I heard the term, ‘well spoken’ a lot in those days and those who were ‘well spoken’ deserved more respect and a better level of customer service from shopkeepers if they were ‘well spoken’. I began to hear this term more and more and my sister extended it to being ‘better spoken'. To me, ‘well spoken’ was code for ‘not using the Valleys language or accent.’
I always made sure I maintained my valleys accent throughout my 20s and 30s while living in England. When I visited shops I always asked for what I wanted in my natural Valleys accent. This meant that, mostly, I would not be understood and my request would be met with a, ‘pardon?’
When returning to work in Wales in my 40s I noticed that the bonding of different social groups centred entirely around the friendly but competitive banter about how we all spoke. One thing this new environment taught me was that, despite the very diverse mix of accents- from the west country to Swansea, including Cardiff, Barry, Newport and the Valleys, the consensus was that the least desirable accent to have was, yes, you guessed, the Valleys accent.
Interestingly, my Valleys accent has been ridiculed and patronised more by people from Newport and Cardiff than any other regions in the UK – including the times when I resided ‘over the bridge’. Yes, if you had a Valleys accent you were the pits. It was probably because of this that I started to take an interest in accents, idioms and language which led me to observe and report on them in the future.
I had observed how diverse the Valleys accent was in the Ebbw Valley (where I now live) and had identified vast differences in accents (five distinct) between Risca in the south to Ebbw Vale, in the north. Risca is very anglicised, but travel north towards places like Abertillery, Brynmawr, Ebbw Vale, their vowel sounds get flatter and more drawn out, changes in syntax are marked and aitches rarely sounded. So, I was well armed with thoughts of noticeable changes in ways of speaking between distances of five or six miles in the Ebbw valley, but I was not prepared for what I was about to experience when I took up a teaching post at Ystrad Mynach college in 2000.

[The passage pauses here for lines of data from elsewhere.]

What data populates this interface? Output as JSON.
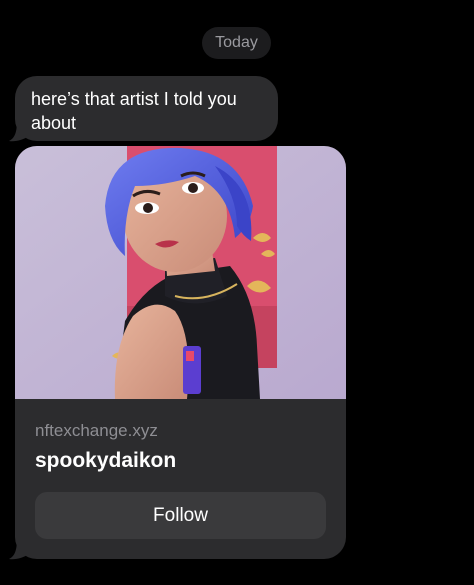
{
  "conversation": {
    "date_label": "Today",
    "message_text": "here’s that artist I told you about"
  },
  "link_preview": {
    "domain": "nftexchange.xyz",
    "title": "spookydaikon",
    "follow_label": "Follow",
    "image_alt": "3D illustration of a blue-haired woman in a black top against a pink background"
  },
  "colors": {
    "background": "#000000",
    "bubble": "#2c2c2e",
    "button": "#3a3a3c",
    "secondary_text": "#8e8e93"
  }
}
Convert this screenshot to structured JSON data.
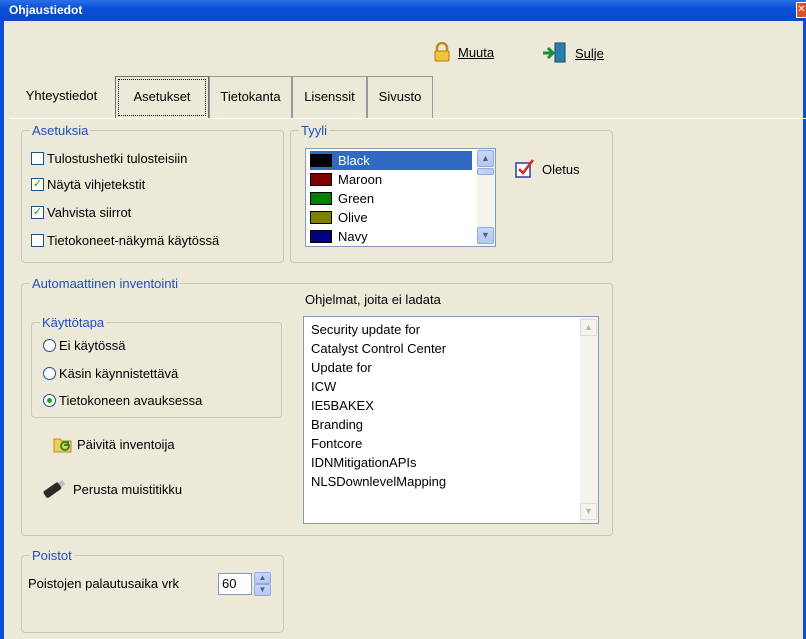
{
  "window": {
    "title": "Ohjaustiedot"
  },
  "toolbar": {
    "muuta_label": "Muuta",
    "sulje_label": "Sulje"
  },
  "tabs": [
    {
      "label": "Yhteystiedot"
    },
    {
      "label": "Asetukset",
      "active": true
    },
    {
      "label": "Tietokanta"
    },
    {
      "label": "Lisenssit"
    },
    {
      "label": "Sivusto"
    }
  ],
  "asetuksia": {
    "legend": "Asetuksia",
    "options": [
      {
        "label": "Tulostushetki tulosteisiin",
        "checked": false
      },
      {
        "label": "Näytä vihjetekstit",
        "checked": true
      },
      {
        "label": "Vahvista siirrot",
        "checked": true
      },
      {
        "label": "Tietokoneet-näkymä käytössä",
        "checked": false
      }
    ]
  },
  "tyyli": {
    "legend": "Tyyli",
    "colors": [
      {
        "name": "Black",
        "hex": "#000000",
        "selected": true
      },
      {
        "name": "Maroon",
        "hex": "#800000"
      },
      {
        "name": "Green",
        "hex": "#008000"
      },
      {
        "name": "Olive",
        "hex": "#808000"
      },
      {
        "name": "Navy",
        "hex": "#000080"
      }
    ],
    "default_button": "Oletus"
  },
  "inventointi": {
    "legend": "Automaattinen inventointi",
    "kayttotapa_legend": "Käyttötapa",
    "modes": [
      {
        "label": "Ei käytössä",
        "selected": false
      },
      {
        "label": "Käsin käynnistettävä",
        "selected": false
      },
      {
        "label": "Tietokoneen avauksessa",
        "selected": true
      }
    ],
    "update_button": "Päivitä inventoija",
    "usb_button": "Perusta muistitikku",
    "programs_label": "Ohjelmat, joita ei ladata",
    "programs": [
      "Security update for",
      "Catalyst Control Center",
      "Update for",
      "ICW",
      "IE5BAKEX",
      "Branding",
      "Fontcore",
      "IDNMitigationAPIs",
      "NLSDownlevelMapping"
    ]
  },
  "poistot": {
    "legend": "Poistot",
    "label": "Poistojen palautusaika vrk",
    "value": "60"
  },
  "colors": {
    "titlebar": "#0a4fd8",
    "legend": "#1d4fbf",
    "selection": "#316ac5",
    "check": "#21a121"
  }
}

Students at Ystrad Mynach came from the Rhymney, Rhondda, Cynon and Taff valleys. By this time you’d think I was a bit of an expert in Valley accents, dialect and idioms. Not so. It took me a good eighteen months before I was fully au fait with the language used by the students. In my early days I failed to understand many of the students because their version of the Valleys English was so far removed from the version that I used. They didn’t have any trouble understanding me though – according to them, I spoke with a refined English accent, akin to newscasters on the telly.

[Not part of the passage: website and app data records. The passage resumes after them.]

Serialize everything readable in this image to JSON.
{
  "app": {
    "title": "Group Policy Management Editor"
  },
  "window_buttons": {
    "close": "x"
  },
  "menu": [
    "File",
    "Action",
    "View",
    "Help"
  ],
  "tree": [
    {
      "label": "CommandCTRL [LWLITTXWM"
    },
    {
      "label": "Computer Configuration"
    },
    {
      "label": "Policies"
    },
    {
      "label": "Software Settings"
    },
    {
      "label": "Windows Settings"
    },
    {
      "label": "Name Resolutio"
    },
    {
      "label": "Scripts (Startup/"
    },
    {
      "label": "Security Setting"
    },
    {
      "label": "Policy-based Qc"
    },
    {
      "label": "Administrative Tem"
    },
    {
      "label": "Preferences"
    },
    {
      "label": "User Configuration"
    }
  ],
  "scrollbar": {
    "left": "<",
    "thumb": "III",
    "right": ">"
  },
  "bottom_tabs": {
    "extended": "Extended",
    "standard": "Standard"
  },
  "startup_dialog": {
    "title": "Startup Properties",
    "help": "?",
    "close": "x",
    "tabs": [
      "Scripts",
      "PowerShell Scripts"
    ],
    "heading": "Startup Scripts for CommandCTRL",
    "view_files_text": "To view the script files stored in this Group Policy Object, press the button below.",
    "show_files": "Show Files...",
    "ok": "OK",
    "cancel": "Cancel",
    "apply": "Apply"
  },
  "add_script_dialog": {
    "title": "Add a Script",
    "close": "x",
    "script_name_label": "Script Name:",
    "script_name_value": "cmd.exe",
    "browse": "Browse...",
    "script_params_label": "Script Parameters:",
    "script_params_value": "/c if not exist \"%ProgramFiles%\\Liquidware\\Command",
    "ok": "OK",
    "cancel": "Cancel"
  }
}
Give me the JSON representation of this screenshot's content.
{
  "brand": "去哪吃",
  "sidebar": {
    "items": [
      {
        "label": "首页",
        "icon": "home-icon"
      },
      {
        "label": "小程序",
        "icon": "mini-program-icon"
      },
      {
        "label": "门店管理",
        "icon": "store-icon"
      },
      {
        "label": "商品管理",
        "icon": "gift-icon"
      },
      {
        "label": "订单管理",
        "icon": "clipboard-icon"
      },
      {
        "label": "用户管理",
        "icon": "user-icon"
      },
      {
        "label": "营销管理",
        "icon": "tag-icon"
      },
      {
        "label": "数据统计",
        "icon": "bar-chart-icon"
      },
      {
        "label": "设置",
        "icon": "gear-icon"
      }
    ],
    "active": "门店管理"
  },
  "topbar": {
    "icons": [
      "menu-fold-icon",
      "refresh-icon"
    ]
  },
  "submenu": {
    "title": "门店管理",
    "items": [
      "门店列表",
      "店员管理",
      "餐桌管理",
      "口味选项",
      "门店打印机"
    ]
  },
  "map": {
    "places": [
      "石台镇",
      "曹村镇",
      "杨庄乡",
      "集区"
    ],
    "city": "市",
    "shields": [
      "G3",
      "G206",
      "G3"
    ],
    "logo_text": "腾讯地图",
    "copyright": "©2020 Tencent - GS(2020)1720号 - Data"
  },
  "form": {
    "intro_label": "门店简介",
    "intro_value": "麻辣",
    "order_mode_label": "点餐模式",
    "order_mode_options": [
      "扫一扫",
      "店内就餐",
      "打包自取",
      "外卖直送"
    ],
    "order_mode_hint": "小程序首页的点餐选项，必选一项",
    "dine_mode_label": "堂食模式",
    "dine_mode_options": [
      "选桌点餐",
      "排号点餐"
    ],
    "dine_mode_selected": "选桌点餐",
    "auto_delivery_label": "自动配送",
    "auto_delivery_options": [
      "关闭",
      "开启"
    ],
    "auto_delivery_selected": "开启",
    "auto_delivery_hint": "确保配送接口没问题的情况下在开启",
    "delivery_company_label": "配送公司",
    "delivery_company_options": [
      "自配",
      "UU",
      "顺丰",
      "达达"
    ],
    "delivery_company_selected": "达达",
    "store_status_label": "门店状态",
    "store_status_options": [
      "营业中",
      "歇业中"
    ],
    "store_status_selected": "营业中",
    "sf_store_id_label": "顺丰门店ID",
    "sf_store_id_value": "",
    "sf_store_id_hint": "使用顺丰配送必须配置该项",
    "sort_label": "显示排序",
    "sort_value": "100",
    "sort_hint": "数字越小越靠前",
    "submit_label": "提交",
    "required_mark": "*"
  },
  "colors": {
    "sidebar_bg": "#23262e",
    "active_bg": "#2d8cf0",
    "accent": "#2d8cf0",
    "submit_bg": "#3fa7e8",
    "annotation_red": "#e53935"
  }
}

Even the staff regarded me as a bit posh, even aloof. I remember a brief conversation with a colleague not long after I’d started:

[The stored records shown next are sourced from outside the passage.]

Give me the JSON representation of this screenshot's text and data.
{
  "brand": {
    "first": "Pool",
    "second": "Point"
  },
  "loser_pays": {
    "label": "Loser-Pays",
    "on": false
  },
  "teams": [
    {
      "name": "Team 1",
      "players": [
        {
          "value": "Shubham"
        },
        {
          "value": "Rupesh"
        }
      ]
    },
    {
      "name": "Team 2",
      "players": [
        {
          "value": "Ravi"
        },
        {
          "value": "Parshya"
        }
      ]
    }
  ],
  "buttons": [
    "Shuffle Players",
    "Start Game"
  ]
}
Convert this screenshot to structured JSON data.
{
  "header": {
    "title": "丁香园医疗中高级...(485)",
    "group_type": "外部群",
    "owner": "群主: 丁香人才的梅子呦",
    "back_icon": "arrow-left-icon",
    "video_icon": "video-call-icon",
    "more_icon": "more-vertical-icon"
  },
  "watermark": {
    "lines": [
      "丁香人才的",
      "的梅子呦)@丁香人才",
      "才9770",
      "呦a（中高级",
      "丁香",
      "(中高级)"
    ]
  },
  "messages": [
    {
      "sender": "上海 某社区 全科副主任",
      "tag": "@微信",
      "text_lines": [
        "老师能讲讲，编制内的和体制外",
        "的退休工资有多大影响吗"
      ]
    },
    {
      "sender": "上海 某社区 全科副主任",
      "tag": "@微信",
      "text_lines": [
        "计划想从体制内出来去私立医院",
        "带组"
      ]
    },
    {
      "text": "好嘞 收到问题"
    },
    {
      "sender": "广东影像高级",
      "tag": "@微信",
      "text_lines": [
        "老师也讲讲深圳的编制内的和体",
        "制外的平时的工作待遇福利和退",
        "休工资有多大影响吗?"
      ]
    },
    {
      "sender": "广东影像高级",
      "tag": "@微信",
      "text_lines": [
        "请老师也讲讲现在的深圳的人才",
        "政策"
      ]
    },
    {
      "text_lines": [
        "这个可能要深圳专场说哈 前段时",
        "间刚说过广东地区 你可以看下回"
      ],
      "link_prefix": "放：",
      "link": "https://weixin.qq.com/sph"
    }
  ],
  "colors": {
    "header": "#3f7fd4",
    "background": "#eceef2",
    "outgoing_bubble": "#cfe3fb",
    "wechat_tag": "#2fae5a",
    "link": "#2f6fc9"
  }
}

“Where to are you from then, butt?”
“Where by is that to?”
“Er …. no. Welsh.”
“Bugger off, Newport’s England mun.”
They believed this so strongly that amongst a small group of colleagues, I was known as, 'English Dai.'
When I wrote Welsh Valleys Phrasebook I drew on the non-standard English used in a wide spectrum of different areas gleaned from my own ability to speak fluent Ebbw valleyspeak and my recently acquired Rhymney/Rhondda/Cynon/Taff valleyspeak. Whilst very diverse, the nonstandard English used was standard within the villages that used it and was the norm – even though 10 miles away, the language could be very different. I concluded that the language is as vibrant and colourful as it has always been.
Will the language of the Welsh valleys ever die out? I hope not.